Final Thoughts

“When Facebook goes public it will be under increased scrutiny, held more accountable, and required to be more transparent,” says the Guardian. “But, at the same time, the need to maximise returns means the use of personal data is likely to increase, only raising privacy concerns.”

In November the company settled with the Federal Trade Commission over alleged “unfair and deceptive” practices of making public information that users thought was private.

DSEF and Council on Better Business Bureaus (CBBB) fosters honest and responsive relationships between businesses and consumers—instilling consumer confidence and advancing a trustworthy marketplace for all.

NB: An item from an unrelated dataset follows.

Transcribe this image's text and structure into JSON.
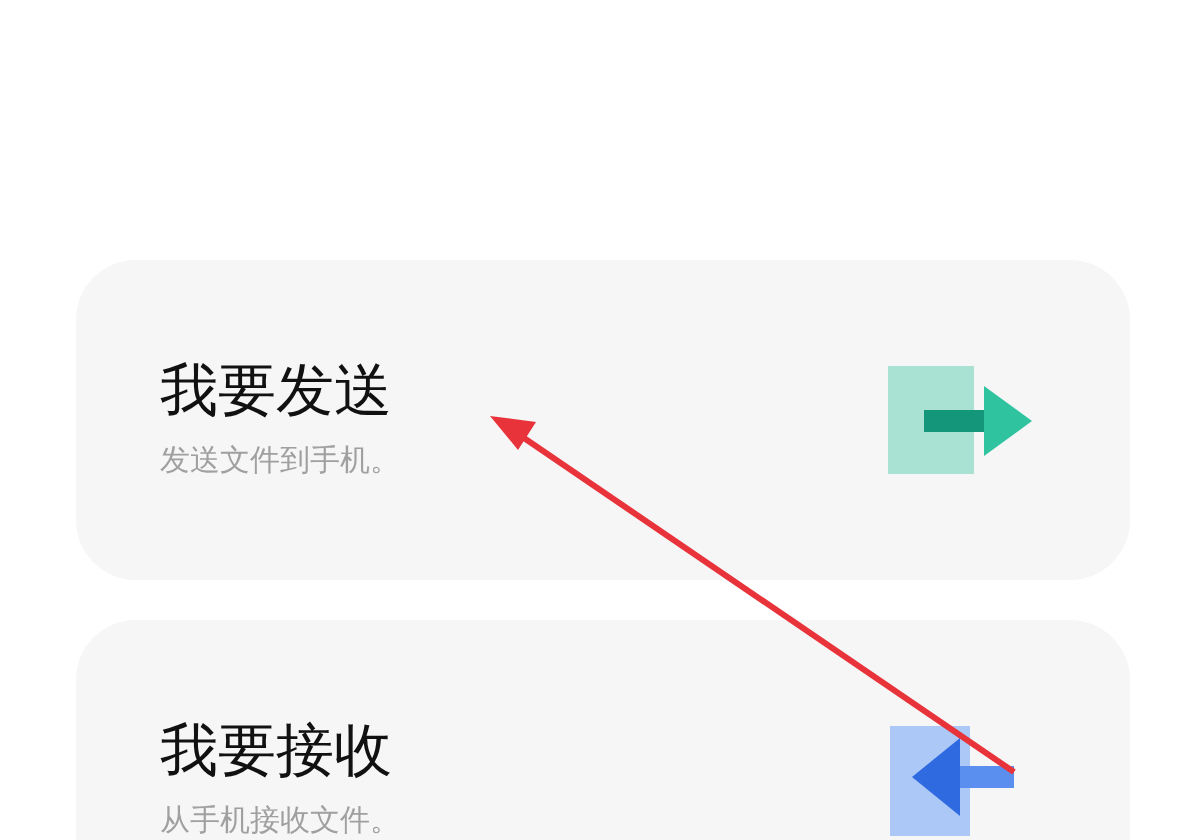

About the Better Business Bureaus
As the leader in advancing marketplace trust, Better Business Bureau is an unbiased non-profit organization that sets and upholds high standards for fair and honest business behavior. Every year, more than 87 million consumers rely on BBB Business Reviews® and BBB Wise Giving Reports® to help them find trustworthy businesses and charities across North America. for more information. 

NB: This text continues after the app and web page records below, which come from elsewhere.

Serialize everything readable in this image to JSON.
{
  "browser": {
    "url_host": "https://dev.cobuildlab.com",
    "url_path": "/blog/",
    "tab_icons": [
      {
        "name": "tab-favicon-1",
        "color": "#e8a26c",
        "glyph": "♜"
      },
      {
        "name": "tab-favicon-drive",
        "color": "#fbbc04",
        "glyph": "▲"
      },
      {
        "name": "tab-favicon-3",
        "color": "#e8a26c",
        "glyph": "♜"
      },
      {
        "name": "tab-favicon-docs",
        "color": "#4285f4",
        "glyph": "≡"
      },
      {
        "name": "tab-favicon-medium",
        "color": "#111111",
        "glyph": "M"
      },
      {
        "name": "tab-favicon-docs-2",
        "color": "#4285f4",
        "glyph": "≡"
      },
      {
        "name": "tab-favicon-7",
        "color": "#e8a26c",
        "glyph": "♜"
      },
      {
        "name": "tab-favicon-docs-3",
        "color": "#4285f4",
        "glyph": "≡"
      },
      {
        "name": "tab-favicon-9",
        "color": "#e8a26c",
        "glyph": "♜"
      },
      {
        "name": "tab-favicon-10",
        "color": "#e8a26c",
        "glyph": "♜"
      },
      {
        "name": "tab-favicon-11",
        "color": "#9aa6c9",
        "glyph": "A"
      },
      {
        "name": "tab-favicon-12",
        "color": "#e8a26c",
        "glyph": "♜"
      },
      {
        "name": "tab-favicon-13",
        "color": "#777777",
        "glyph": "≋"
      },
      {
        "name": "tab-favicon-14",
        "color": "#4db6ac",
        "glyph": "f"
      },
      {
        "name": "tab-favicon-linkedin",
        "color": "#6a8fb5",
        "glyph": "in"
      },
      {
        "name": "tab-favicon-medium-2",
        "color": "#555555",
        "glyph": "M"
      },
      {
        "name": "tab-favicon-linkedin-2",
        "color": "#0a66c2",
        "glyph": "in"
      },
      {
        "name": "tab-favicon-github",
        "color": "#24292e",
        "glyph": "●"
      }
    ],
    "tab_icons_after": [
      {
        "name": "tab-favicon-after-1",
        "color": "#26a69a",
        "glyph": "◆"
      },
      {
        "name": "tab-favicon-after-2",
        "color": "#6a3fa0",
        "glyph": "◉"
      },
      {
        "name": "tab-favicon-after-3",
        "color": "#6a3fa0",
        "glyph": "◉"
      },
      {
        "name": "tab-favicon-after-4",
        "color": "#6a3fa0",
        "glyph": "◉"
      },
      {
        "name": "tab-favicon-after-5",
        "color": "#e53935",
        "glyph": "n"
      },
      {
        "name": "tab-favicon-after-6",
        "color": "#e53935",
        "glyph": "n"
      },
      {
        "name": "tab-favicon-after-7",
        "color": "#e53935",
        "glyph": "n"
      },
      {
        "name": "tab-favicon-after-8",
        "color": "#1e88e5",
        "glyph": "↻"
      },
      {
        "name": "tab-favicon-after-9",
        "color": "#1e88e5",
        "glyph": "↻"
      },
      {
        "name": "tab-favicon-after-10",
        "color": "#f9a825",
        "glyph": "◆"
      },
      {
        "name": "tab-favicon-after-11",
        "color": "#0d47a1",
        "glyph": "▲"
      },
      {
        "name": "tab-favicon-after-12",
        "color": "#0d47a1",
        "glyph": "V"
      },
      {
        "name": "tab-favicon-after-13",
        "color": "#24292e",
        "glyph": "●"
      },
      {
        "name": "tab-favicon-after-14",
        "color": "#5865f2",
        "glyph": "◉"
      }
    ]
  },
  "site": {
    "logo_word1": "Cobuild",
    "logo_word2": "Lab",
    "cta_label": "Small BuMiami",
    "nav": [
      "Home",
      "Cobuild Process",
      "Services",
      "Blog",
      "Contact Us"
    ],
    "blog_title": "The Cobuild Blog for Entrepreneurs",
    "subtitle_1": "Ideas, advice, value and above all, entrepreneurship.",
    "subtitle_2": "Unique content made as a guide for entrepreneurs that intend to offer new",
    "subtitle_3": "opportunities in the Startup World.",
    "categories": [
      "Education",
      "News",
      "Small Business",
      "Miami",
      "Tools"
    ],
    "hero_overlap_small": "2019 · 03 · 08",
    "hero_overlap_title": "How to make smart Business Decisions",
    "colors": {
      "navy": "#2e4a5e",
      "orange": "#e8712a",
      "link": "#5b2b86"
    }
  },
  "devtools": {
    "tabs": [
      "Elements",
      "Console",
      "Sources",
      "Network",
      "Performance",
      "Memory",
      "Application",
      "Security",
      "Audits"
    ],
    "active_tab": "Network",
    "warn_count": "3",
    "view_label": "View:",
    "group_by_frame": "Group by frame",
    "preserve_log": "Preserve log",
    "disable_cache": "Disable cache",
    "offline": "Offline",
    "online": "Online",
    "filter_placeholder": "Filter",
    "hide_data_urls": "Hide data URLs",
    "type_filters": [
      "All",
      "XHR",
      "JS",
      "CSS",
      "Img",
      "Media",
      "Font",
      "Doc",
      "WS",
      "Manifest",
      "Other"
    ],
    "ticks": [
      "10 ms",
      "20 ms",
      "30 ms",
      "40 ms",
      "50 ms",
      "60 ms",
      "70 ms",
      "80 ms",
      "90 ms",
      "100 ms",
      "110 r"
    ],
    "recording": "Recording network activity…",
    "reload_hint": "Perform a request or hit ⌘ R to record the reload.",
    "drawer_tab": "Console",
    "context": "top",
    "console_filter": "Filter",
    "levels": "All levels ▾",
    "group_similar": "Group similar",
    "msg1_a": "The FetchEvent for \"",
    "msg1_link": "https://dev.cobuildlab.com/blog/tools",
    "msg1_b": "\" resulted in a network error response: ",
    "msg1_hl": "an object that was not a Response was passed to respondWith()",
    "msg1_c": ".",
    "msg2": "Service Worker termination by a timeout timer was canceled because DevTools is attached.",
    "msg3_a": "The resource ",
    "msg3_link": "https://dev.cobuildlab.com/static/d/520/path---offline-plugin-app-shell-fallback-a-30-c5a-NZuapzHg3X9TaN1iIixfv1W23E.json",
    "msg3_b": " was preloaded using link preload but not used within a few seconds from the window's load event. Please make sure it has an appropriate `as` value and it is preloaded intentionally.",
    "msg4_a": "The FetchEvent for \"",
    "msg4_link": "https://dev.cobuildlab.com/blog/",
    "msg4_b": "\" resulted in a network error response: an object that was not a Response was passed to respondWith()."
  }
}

How to Build a Unique Business

How to Build a Unique Business

What is the first thing that comes to mind when you see a red bullseye? If you’re like most people, your answer is Target.  What is it about Starbucks that makes it different from other coffee establishments?  Perhaps it’s the taste of the coffee itself, the blended language of their drink sizes, or maybe even the first place to bring the culture of Italian espresso bars to the U.S.  These are exceptional examples of a million dollar idea, but they are also standards that we can look up to.  Sometimes it seems as if everything has been done before.  Even so, your business can be a unique endeavor if you can apply and incorporate your own individuality.

  • Focus on your personal strengths.  Even if your business is very similar to others, there is only one you.  Do some serious personal reflection to pinpoint what makes you different.  What can you bring to the table that no one else can?  For instance, you may be one of many direct sellers in your area working for the same type of company.  However, use your strengths to make yourself stand out from the rest.  A consultant with a background in theatre might do very well using his/her knowledge and expertise to create an entertaining and polished sales presentation unlike any that customers have seen before.  Your business is a reflection of who you are, so take advantage of that, and give it your personal flair.
  • Choose a micro-niche.  Instead of casting a wide net and trying to cater to a large market, narrow down your business and your target market.  The more narrow and specific you make it, the more recognized in your field you will become.  For example, a hair salon might focus on children’s hairdressing.  A micro-niche would be a salon that specializes in children’s hairstyles for the pageant circuit.  Now, a very specific target market can be reached, and the business can become a well-known one among those in that circle.
  • Make customer service a top priority.  Considering experiences you have had with other small businesses, what were their strong points?  Where were they lacking?  Use this knowledge to perfect your own customer relations.  Is there something you can offer that goes above and beyond what your competitors are doing?  Think about learning your customers’ names, something personal about them, and what they could get of your business that would somehow make their lives easier or more pleasant.  Modern technology has stolen much of our culture’s person-to-person interaction, so the better your customer service is, the more memorable you will be.
  • Use unusual interests to your advantage.  Whether you are starting a brand new business or looking to make an existing one more innovative, take a close look at your own interests.  Is there something unique or unusual about them?  For example, a forward-thinking individual named Jason Sadler developed an idea for wearing t-shirts to advertise companies wanting viral exposure.  His website has become its own community of people viewing and sharing his team’s content.

The key to building a unique business is identifying your own personal distinction.  What other ways do you bring originality to your business?  Share with us in the comments section below!